What is needed
Write the listing below again, word for word.

Data for this task
___
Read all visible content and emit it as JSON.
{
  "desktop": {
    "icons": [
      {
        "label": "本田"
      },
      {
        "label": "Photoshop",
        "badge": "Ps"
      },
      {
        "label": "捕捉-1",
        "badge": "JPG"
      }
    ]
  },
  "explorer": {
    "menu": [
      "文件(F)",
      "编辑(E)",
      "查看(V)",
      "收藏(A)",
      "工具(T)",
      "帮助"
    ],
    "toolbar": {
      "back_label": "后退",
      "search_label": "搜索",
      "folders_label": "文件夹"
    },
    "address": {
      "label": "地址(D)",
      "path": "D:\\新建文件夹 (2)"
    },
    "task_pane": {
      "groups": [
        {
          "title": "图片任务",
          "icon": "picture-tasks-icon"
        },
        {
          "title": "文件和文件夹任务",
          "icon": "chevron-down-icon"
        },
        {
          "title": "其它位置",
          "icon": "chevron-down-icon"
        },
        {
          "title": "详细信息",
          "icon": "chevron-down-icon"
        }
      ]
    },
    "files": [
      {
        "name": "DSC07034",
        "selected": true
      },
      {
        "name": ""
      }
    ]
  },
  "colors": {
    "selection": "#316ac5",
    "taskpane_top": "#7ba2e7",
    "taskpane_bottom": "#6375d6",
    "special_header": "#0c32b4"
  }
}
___
Problem solution
Read all visible content and emit it as JSON.
{
  "desktop": {
    "icons": [
      {
        "label": "本田"
      },
      {
        "label": "Photoshop",
        "badge": "Ps"
      },
      {
        "label": "捕捉-1",
        "badge": "JPG"
      }
    ]
  },
  "explorer": {
    "menu": [
      "文件(F)",
      "编辑(E)",
      "查看(V)",
      "收藏(A)",
      "工具(T)",
      "帮助"
    ],
    "toolbar": {
      "back_label": "后退",
      "search_label": "搜索",
      "folders_label": "文件夹"
    },
    "address": {
      "label": "地址(D)",
      "path": "D:\\新建文件夹 (2)"
    },
    "task_pane": {
      "groups": [
        {
          "title": "图片任务",
          "icon": "picture-tasks-icon"
        },
        {
          "title": "文件和文件夹任务",
          "icon": "chevron-down-icon"
        },
        {
          "title": "其它位置",
          "icon": "chevron-down-icon"
        },
        {
          "title": "详细信息",
          "icon": "chevron-down-icon"
        }
      ]
    },
    "files": [
      {
        "name": "DSC07034",
        "selected": true
      },
      {
        "name": ""
      }
    ]
  },
  "colors": {
    "selection": "#316ac5",
    "taskpane_top": "#7ba2e7",
    "taskpane_bottom": "#6375d6",
    "special_header": "#0c32b4"
  }
}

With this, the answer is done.